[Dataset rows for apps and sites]
*** Begin section ***

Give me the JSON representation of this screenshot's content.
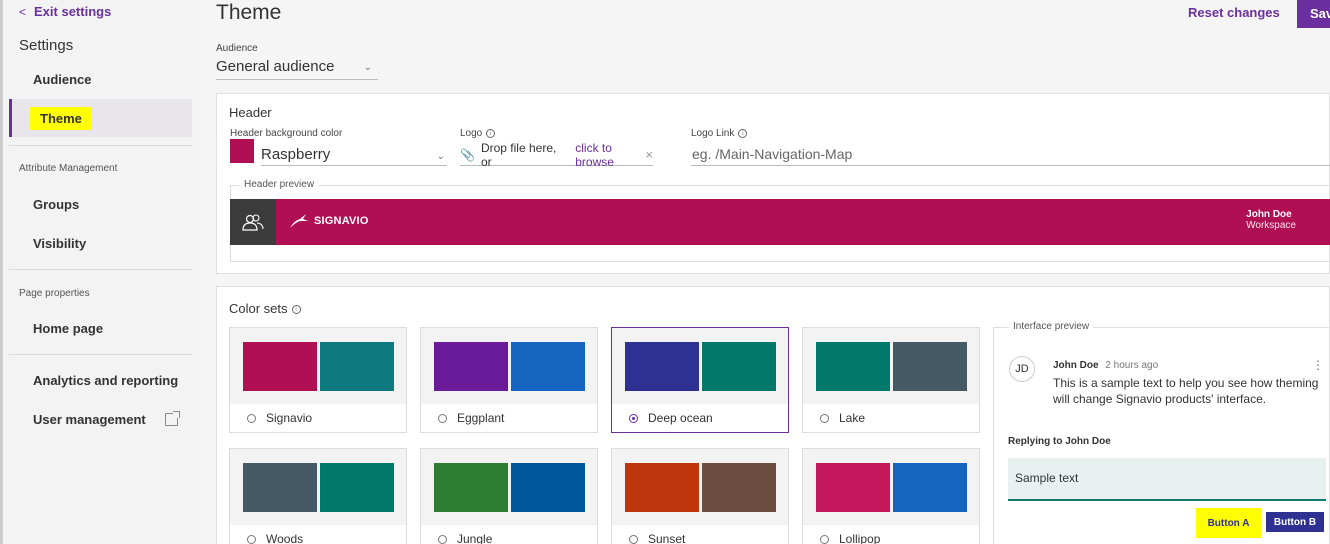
{
  "sidebar": {
    "exit_label": "Exit settings",
    "heading": "Settings",
    "audience": "Audience",
    "theme": "Theme",
    "attr_mgmt": "Attribute Management",
    "groups": "Groups",
    "visibility": "Visibility",
    "page_props": "Page properties",
    "home_page": "Home page",
    "analytics": "Analytics and reporting",
    "user_mgmt": "User management"
  },
  "header": {
    "title": "Theme",
    "reset_label": "Reset changes",
    "save_label": "Save"
  },
  "audience": {
    "label": "Audience",
    "value": "General audience"
  },
  "header_section": {
    "title": "Header",
    "bg_label": "Header background color",
    "bg_value": "Raspberry",
    "bg_color": "#b00f53",
    "logo_label": "Logo",
    "logo_drop": "Drop file here, or",
    "logo_browse": "click to browse",
    "logo_link_label": "Logo Link",
    "logo_link_placeholder": "eg. /Main-Navigation-Map",
    "preview_legend": "Header preview",
    "preview_brand": "SIGNAVIO",
    "preview_user": "John Doe",
    "preview_workspace": "Workspace"
  },
  "color_sets": {
    "title": "Color sets",
    "items": [
      {
        "name": "Signavio",
        "c1": "#b00f53",
        "c2": "#0e7a80",
        "selected": false
      },
      {
        "name": "Eggplant",
        "c1": "#6a1b9a",
        "c2": "#1565c0",
        "selected": false
      },
      {
        "name": "Deep ocean",
        "c1": "#2e3192",
        "c2": "#00796b",
        "selected": true
      },
      {
        "name": "Lake",
        "c1": "#00796b",
        "c2": "#455a64",
        "selected": false
      },
      {
        "name": "Woods",
        "c1": "#455a64",
        "c2": "#00796b",
        "selected": false
      },
      {
        "name": "Jungle",
        "c1": "#2e7d32",
        "c2": "#01579b",
        "selected": false
      },
      {
        "name": "Sunset",
        "c1": "#bf360c",
        "c2": "#6d4c41",
        "selected": false
      },
      {
        "name": "Lollipop",
        "c1": "#c2185b",
        "c2": "#1565c0",
        "selected": false
      }
    ]
  },
  "interface_preview": {
    "legend": "Interface preview",
    "avatar": "JD",
    "name": "John Doe",
    "time": "2 hours ago",
    "text": "This is a sample text to help you see how theming will change Signavio products' interface.",
    "reply_label": "Replying to John Doe",
    "reply_value": "Sample text",
    "button_a": "Button A",
    "button_b": "Button B"
  }
}
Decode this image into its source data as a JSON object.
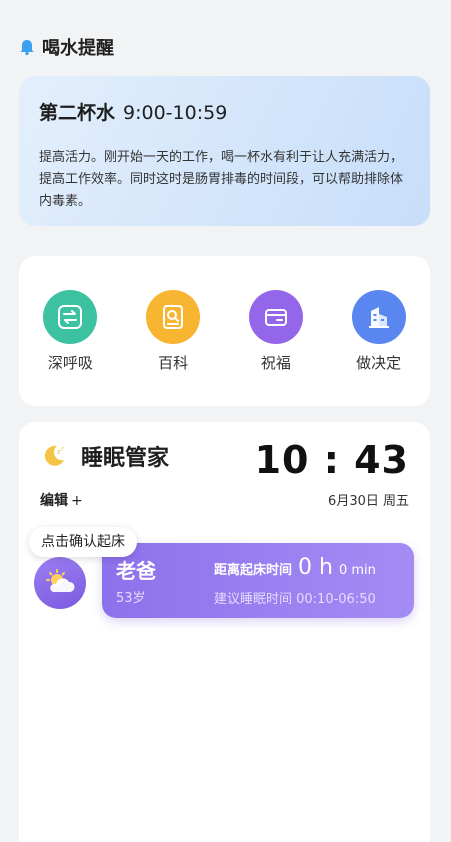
{
  "header": {
    "title": "喝水提醒",
    "icon": "bell-icon"
  },
  "tip": {
    "title": "第二杯水",
    "time": "9:00-10:59",
    "body": "提高活力。刚开始一天的工作，喝一杯水有利于让人充满活力，提高工作效率。同时这时是肠胃排毒的时间段，可以帮助排除体内毒素。"
  },
  "tools": [
    {
      "label": "深呼吸",
      "icon": "swap-icon",
      "color": "#3cc2a0"
    },
    {
      "label": "百科",
      "icon": "book-search-icon",
      "color": "#f7b531"
    },
    {
      "label": "祝福",
      "icon": "card-icon",
      "color": "#9466ea"
    },
    {
      "label": "做决定",
      "icon": "building-icon",
      "color": "#5a86f0"
    }
  ],
  "sleep": {
    "title": "睡眠管家",
    "clock": "10 : 43",
    "date": "6月30日 周五",
    "edit_label": "编辑",
    "edit_plus": "+",
    "bubble": "点击确认起床",
    "member": {
      "name": "老爸",
      "age": "53岁",
      "wake_label": "距离起床时间",
      "wake_hours": "0 h",
      "wake_minutes": "0 min",
      "suggest": "建议睡眠时间 00:10-06:50"
    }
  },
  "colors": {
    "accent_purple": "#8d71ec",
    "tip_bg": "#d6e7fb",
    "page_bg": "#f2f3f5"
  }
}
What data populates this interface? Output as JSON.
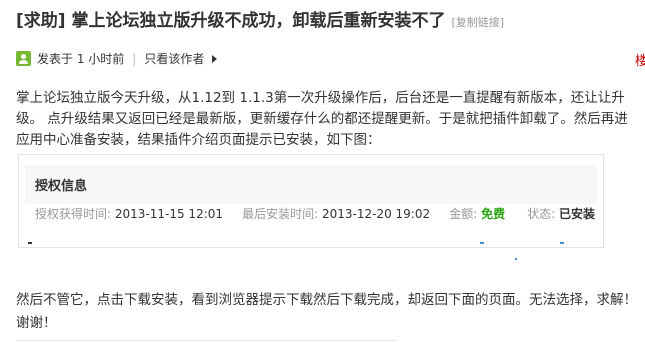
{
  "post": {
    "title": "[求助] 掌上论坛独立版升级不成功，卸载后重新安装不了",
    "copy_link_label": "[复制链接]",
    "meta": {
      "posted": "发表于 1 小时前",
      "author_only": "只看该作者",
      "edge_char": "楼"
    },
    "paragraph1": "掌上论坛独立版今天升级，从1.12到 1.1.3第一次升级操作后，后台还是一直提醒有新版本，还让让升级。  点升级结果又返回已经是最新版，更新缓存什么的都还提醒更新。于是就把插件卸载了。然后再进应用中心准备安装，结果插件介绍页面提示已安装，如下图：",
    "paragraph2": "然后不管它，点击下载安装，看到浏览器提示下载然后下载完成，却返回下面的页面。无法选择，求解！谢谢！"
  },
  "auth_card": {
    "title": "授权信息",
    "obtained_label": "授权获得时间:",
    "obtained_value": "2013-11-15 12:01",
    "last_install_label": "最后安装时间:",
    "last_install_value": "2013-12-20 19:02",
    "price_label": "金额:",
    "price_value": "免费",
    "status_label": "状态:",
    "status_value": "已安装"
  }
}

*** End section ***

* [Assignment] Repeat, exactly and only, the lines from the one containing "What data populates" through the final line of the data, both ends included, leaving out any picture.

* [Expected output]
What data populates this interface? Output as JSON.
{
  "post": {
    "title": "[求助] 掌上论坛独立版升级不成功，卸载后重新安装不了",
    "copy_link_label": "[复制链接]",
    "meta": {
      "posted": "发表于 1 小时前",
      "author_only": "只看该作者",
      "edge_char": "楼"
    },
    "paragraph1": "掌上论坛独立版今天升级，从1.12到 1.1.3第一次升级操作后，后台还是一直提醒有新版本，还让让升级。  点升级结果又返回已经是最新版，更新缓存什么的都还提醒更新。于是就把插件卸载了。然后再进应用中心准备安装，结果插件介绍页面提示已安装，如下图：",
    "paragraph2": "然后不管它，点击下载安装，看到浏览器提示下载然后下载完成，却返回下面的页面。无法选择，求解！谢谢！"
  },
  "auth_card": {
    "title": "授权信息",
    "obtained_label": "授权获得时间:",
    "obtained_value": "2013-11-15 12:01",
    "last_install_label": "最后安装时间:",
    "last_install_value": "2013-12-20 19:02",
    "price_label": "金额:",
    "price_value": "免费",
    "status_label": "状态:",
    "status_value": "已安装"
  }
}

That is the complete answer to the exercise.